What keeps you motivated in your job?
Improving patient care. I have always kept my eye firmly fixed on that, especially in challenging times. I know pharmacy professionals can do so much more to improve quality of care of patients with medicines, and I think right now we are seeing some important initiatives in primary care that will really help with that. I’m also enthused by young pharmacy professionals, who can see the future clearly and I see it as part of my role to help them get to where they want to be through initiatives such as the Chief Pharmaceutical Officer’s Clinical Fellow Scheme.
What is your next professional challenge?
We are making great strides in the deployment of clinical pharmacy into primary care but the next stage is two fold. First, we need create a structure and quality assurance process that not only ensures long term sustainability of clinical pharmacy careers in primary care but also underpins pharmacy practice across all sectors, as pharmacy becomes even more clinical. Secondly, we need to create an integrated approach to pharmacy practice across all sectors, including community pharmacy.
What does the UKCPA community mean to you as a practitioner?

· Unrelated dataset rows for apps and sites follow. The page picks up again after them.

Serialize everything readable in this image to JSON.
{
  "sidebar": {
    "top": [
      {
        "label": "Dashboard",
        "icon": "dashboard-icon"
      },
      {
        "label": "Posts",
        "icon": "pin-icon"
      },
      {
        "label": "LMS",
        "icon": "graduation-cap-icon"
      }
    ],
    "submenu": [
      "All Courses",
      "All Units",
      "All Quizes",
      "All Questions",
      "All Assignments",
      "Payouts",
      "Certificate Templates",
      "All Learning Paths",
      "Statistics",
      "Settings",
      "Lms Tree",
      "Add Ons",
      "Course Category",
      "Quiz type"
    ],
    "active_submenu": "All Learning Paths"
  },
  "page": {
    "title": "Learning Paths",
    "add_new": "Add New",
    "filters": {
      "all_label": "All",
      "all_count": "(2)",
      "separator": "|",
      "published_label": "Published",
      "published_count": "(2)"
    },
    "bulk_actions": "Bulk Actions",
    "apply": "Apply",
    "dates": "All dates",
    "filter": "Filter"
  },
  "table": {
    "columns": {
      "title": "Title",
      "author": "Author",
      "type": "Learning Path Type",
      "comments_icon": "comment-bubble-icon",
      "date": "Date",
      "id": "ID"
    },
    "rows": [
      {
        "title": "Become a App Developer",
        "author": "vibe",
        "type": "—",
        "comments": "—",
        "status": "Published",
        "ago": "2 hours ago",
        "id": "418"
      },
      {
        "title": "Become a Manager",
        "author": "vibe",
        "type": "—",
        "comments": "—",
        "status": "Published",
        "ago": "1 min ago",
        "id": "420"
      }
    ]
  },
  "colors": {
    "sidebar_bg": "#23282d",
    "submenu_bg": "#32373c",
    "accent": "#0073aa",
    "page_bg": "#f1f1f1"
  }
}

Clinical pharmacy is at the heart of most things I do and UKCPA has always been there to both promote development and give me reassurance that specialist practice is thriving.
Who or what inspires you?
I am determined to see better patient outcomes from medicines, and to help begin to solve some longstanding issues. Take polypharmacy for example. We have data that shows an average 85 year old in England is on around 12 dispensed medicines, and the variation is such that some are dispensed 50! This is simply not right and we must do something about it. And who inspires me? My PhD supervisor, Peter Noyce, who died recently. I look back on his career and see how he, with great vision and determination, took clinical pharmacy a long way forward. If I can do half as much as Peter then that would be fine.
What are the biggest challenges facing the profession today?
In some ways, it’s the same for all healthcare professions. The economics and affordability of modern healthcare, the dramatic changes in science, such as genomics, and technology, and of course changing demographics and the demands of the public in an ever more transparent society.
But right now the biggest challenge for pharmacy is to embrace the opportunities of the incredible demand for clinical pharmacy, whilst modernising the structures and processes that will be needed to make the most of that opportunity. This will take a whole new level of leadership, at every level of the profession, and by those who influence it.
Tell us something people don’t know about you.
During a school rugby match, I (badly) tackled an up and coming footballer. He fell awkwardly and broke his arm. That was Tony Adams, who later became Arsenal and England captain. Sorry Tony!